Start of Given information

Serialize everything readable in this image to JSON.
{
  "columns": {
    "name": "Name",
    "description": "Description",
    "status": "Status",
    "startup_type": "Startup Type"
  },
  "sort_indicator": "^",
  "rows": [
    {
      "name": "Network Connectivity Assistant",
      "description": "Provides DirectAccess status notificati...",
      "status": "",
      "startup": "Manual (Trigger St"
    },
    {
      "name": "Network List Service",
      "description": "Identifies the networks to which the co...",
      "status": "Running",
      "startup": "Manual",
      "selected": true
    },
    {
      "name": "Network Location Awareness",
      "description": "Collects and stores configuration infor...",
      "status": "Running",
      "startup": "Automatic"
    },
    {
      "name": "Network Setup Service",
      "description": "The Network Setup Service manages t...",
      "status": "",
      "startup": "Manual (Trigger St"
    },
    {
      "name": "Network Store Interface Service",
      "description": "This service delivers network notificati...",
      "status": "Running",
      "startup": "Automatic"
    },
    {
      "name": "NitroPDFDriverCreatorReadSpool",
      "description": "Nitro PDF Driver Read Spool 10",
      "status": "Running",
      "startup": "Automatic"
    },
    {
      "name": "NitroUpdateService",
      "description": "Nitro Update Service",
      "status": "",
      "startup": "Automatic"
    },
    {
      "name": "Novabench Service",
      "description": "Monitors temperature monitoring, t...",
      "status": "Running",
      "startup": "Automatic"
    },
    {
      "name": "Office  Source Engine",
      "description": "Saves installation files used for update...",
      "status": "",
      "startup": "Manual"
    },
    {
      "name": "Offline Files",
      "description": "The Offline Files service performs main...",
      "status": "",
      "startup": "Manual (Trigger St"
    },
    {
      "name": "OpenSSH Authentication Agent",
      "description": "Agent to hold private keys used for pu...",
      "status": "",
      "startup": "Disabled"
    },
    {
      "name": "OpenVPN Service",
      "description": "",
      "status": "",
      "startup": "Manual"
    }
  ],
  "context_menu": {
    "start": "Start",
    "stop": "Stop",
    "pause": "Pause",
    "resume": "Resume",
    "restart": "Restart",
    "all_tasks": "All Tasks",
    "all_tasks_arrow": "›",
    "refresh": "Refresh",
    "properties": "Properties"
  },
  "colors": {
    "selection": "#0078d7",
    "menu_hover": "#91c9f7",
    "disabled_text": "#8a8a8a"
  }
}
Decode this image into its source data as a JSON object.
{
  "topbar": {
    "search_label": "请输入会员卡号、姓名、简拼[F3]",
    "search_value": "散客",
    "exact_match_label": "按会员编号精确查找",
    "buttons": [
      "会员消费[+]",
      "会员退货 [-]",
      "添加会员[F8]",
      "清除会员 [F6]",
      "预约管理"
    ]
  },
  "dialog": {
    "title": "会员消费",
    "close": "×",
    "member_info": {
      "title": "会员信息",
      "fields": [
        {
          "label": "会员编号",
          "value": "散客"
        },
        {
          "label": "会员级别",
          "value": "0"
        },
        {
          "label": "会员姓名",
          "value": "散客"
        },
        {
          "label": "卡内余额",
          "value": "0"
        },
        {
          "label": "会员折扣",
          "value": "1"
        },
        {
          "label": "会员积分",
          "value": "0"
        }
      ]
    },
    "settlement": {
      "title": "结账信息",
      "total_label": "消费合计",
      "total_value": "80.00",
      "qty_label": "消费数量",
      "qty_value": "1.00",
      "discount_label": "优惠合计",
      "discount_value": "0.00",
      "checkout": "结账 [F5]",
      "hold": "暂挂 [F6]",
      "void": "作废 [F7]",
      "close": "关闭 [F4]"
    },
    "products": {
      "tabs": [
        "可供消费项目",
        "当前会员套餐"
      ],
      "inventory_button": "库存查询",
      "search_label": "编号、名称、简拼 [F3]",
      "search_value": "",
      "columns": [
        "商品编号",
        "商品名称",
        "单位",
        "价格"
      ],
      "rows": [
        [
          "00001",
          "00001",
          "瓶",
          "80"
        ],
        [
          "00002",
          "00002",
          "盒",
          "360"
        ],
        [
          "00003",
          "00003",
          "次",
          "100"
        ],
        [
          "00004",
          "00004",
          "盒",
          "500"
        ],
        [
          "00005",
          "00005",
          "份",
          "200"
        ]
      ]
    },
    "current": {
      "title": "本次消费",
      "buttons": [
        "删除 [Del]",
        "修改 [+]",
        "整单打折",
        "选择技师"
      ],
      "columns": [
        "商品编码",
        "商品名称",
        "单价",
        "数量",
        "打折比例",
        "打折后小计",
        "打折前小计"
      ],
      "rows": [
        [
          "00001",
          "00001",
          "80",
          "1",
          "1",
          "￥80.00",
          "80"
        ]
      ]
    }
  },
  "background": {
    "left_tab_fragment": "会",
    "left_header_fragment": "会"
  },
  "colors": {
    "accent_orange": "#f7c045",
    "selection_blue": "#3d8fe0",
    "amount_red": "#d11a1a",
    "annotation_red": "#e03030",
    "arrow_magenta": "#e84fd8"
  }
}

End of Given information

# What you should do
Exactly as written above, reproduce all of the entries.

# Written solution
Serialize everything readable in this image to JSON.
{
  "columns": {
    "name": "Name",
    "description": "Description",
    "status": "Status",
    "startup_type": "Startup Type"
  },
  "sort_indicator": "^",
  "rows": [
    {
      "name": "Network Connectivity Assistant",
      "description": "Provides DirectAccess status notificati...",
      "status": "",
      "startup": "Manual (Trigger St"
    },
    {
      "name": "Network List Service",
      "description": "Identifies the networks to which the co...",
      "status": "Running",
      "startup": "Manual",
      "selected": true
    },
    {
      "name": "Network Location Awareness",
      "description": "Collects and stores configuration infor...",
      "status": "Running",
      "startup": "Automatic"
    },
    {
      "name": "Network Setup Service",
      "description": "The Network Setup Service manages t...",
      "status": "",
      "startup": "Manual (Trigger St"
    },
    {
      "name": "Network Store Interface Service",
      "description": "This service delivers network notificati...",
      "status": "Running",
      "startup": "Automatic"
    },
    {
      "name": "NitroPDFDriverCreatorReadSpool",
      "description": "Nitro PDF Driver Read Spool 10",
      "status": "Running",
      "startup": "Automatic"
    },
    {
      "name": "NitroUpdateService",
      "description": "Nitro Update Service",
      "status": "",
      "startup": "Automatic"
    },
    {
      "name": "Novabench Service",
      "description": "Monitors temperature monitoring, t...",
      "status": "Running",
      "startup": "Automatic"
    },
    {
      "name": "Office  Source Engine",
      "description": "Saves installation files used for update...",
      "status": "",
      "startup": "Manual"
    },
    {
      "name": "Offline Files",
      "description": "The Offline Files service performs main...",
      "status": "",
      "startup": "Manual (Trigger St"
    },
    {
      "name": "OpenSSH Authentication Agent",
      "description": "Agent to hold private keys used for pu...",
      "status": "",
      "startup": "Disabled"
    },
    {
      "name": "OpenVPN Service",
      "description": "",
      "status": "",
      "startup": "Manual"
    }
  ],
  "context_menu": {
    "start": "Start",
    "stop": "Stop",
    "pause": "Pause",
    "resume": "Resume",
    "restart": "Restart",
    "all_tasks": "All Tasks",
    "all_tasks_arrow": "›",
    "refresh": "Refresh",
    "properties": "Properties"
  },
  "colors": {
    "selection": "#0078d7",
    "menu_hover": "#91c9f7",
    "disabled_text": "#8a8a8a"
  }
}
Decode this image into its source data as a JSON object.
{
  "topbar": {
    "search_label": "请输入会员卡号、姓名、简拼[F3]",
    "search_value": "散客",
    "exact_match_label": "按会员编号精确查找",
    "buttons": [
      "会员消费[+]",
      "会员退货 [-]",
      "添加会员[F8]",
      "清除会员 [F6]",
      "预约管理"
    ]
  },
  "dialog": {
    "title": "会员消费",
    "close": "×",
    "member_info": {
      "title": "会员信息",
      "fields": [
        {
          "label": "会员编号",
          "value": "散客"
        },
        {
          "label": "会员级别",
          "value": "0"
        },
        {
          "label": "会员姓名",
          "value": "散客"
        },
        {
          "label": "卡内余额",
          "value": "0"
        },
        {
          "label": "会员折扣",
          "value": "1"
        },
        {
          "label": "会员积分",
          "value": "0"
        }
      ]
    },
    "settlement": {
      "title": "结账信息",
      "total_label": "消费合计",
      "total_value": "80.00",
      "qty_label": "消费数量",
      "qty_value": "1.00",
      "discount_label": "优惠合计",
      "discount_value": "0.00",
      "checkout": "结账 [F5]",
      "hold": "暂挂 [F6]",
      "void": "作废 [F7]",
      "close": "关闭 [F4]"
    },
    "products": {
      "tabs": [
        "可供消费项目",
        "当前会员套餐"
      ],
      "inventory_button": "库存查询",
      "search_label": "编号、名称、简拼 [F3]",
      "search_value": "",
      "columns": [
        "商品编号",
        "商品名称",
        "单位",
        "价格"
      ],
      "rows": [
        [
          "00001",
          "00001",
          "瓶",
          "80"
        ],
        [
          "00002",
          "00002",
          "盒",
          "360"
        ],
        [
          "00003",
          "00003",
          "次",
          "100"
        ],
        [
          "00004",
          "00004",
          "盒",
          "500"
        ],
        [
          "00005",
          "00005",
          "份",
          "200"
        ]
      ]
    },
    "current": {
      "title": "本次消费",
      "buttons": [
        "删除 [Del]",
        "修改 [+]",
        "整单打折",
        "选择技师"
      ],
      "columns": [
        "商品编码",
        "商品名称",
        "单价",
        "数量",
        "打折比例",
        "打折后小计",
        "打折前小计"
      ],
      "rows": [
        [
          "00001",
          "00001",
          "80",
          "1",
          "1",
          "￥80.00",
          "80"
        ]
      ]
    }
  },
  "background": {
    "left_tab_fragment": "会",
    "left_header_fragment": "会"
  },
  "colors": {
    "accent_orange": "#f7c045",
    "selection_blue": "#3d8fe0",
    "amount_red": "#d11a1a",
    "annotation_red": "#e03030",
    "arrow_magenta": "#e84fd8"
  }
}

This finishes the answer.